BuzzFeed Editor In Chief Ben Smith hosts conversations on the intersection of politics, media, and technology — and all of 2017's insanity.
Stephen Miller, who writes under the name @redsteeze and isn't to be confused with the White House adviser of the same name, is among the most effective of the self-appointed public editors who harry journalists on Twitter. (He also got some attention recently for attending a women-only showing of Wonder Woman.) He comes from the right and has a belief that most media sins can be tracked to an attempt to push a progressive agenda. But in a universe increasingly dominated by bad faith trolls whose explicit goal is to destroy the traditional media, Miller — despite his vitriol — is usually in good faith.Learn more about your ad choices. Visit megaphone.fm/adchoices
12: Journalism In Russia's Shadow
A conversation with Ivan Kolpakov, editor in chief of the Russian news site Meduza, and Inga Springe, a founder of the non-profit investigative journalism site Re:Baltica, about reporting on Russia from just across the border in Latvia, what it's like to live inside Russia's media bubble, and why journalists over there aren't particularly interested in the story of Russia's meddling in the U.S. election.Learn more about your ad choices. Visit megaphone.fm/adchoices
11: Zeynep Tufekci
Nobody has thought more about the intersection of media, technology, and politics than Zeynep Tufekci. Her new book Twitter and Tear Gas: The Power and Fragility of Networked Protest, is about the incredible promise and the real weaknesses of these new social media movements that have been central to the news cycle and the way news is made over the last five to ten years.Although Tufekci dates that back much further. In this interview, recorded live in front of an audience of BuzzFeed reporters, she talks about her roots and what she sees as these movements' roots in the Zapatista revolution in the 1990s in Mexico. And with the explosion of social movements around the world on Twitter, Facebook and other platforms, there's been backlash and crackdowns that a lot of people, other than Tufekci, did not see coming.Find more of Tufekci's work at technosociology.org.Learn more about your ad choices.

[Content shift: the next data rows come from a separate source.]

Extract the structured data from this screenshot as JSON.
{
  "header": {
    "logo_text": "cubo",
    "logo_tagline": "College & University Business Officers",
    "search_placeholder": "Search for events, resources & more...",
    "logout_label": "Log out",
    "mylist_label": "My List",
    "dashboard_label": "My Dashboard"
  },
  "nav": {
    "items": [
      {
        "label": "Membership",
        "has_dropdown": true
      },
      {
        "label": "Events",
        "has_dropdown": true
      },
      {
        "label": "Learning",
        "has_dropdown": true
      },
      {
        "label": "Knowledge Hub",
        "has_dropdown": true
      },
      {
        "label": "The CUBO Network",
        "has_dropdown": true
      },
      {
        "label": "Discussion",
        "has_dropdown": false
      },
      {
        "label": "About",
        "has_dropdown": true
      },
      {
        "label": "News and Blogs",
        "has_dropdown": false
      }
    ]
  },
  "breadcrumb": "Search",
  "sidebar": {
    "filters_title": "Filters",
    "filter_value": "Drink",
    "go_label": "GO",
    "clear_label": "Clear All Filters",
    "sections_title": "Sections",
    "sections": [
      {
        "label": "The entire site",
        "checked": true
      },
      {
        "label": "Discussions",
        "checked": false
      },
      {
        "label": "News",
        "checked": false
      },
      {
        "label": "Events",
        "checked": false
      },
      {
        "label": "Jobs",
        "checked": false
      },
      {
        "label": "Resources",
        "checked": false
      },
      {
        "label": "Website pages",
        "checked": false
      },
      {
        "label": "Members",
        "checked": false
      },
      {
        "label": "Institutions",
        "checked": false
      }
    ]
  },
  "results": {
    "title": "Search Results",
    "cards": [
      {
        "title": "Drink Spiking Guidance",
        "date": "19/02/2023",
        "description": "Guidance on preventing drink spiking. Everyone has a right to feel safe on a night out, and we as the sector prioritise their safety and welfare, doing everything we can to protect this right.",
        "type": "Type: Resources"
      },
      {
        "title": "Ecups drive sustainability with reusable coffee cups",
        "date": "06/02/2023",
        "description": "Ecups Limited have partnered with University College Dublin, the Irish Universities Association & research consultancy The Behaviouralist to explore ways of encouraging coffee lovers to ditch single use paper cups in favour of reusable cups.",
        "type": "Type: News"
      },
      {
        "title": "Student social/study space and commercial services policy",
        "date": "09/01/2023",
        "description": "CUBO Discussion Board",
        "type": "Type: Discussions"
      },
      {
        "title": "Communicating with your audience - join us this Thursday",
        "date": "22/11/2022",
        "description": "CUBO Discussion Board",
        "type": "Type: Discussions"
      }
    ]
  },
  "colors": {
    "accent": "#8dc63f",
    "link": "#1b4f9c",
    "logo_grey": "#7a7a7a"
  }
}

Visit megaphone.fm/adchoices
10: Benjamin Wittes
What a student of executive power and friend of James Comey makes of Rod Rosenstein, Robert Mueller's investigation, and the first 147 days of Trump's presidency.Learn more about your ad choices. Visit megaphone.fm/adchoices
9: Bill de Blasio
Ben interviews New York City Mayor Bill de Blasio on stage at the Northside Festival in Brooklyn. They talk about de Blasio's relationship with the press — and its parallels with Donald Trump's approach to dealing with the media — recent subway breakdowns, and his very particular gym routine at the Park Slope YMCA.Learn more about your ad choices. Visit megaphone.fm/adchoices
8: Why Have A Public Editor When Twitter Will Do It For Free?
Margaret Sullivan, the longest-serving of the New York Times public editors, talks about the awkwardness of being the paper's in-house critic, the process of choosing to elevate some criticisms over others, and why — when she was chief editor of The Buffalo News, before taking the job at the Times — she reacted with "horror" when her publisher suggested they hire their own public editor.For tickets and info about the Northside Festival, visit northsidereport2017.eventbrite.com.Learn more about your ad choices. Visit megaphone.fm/adchoices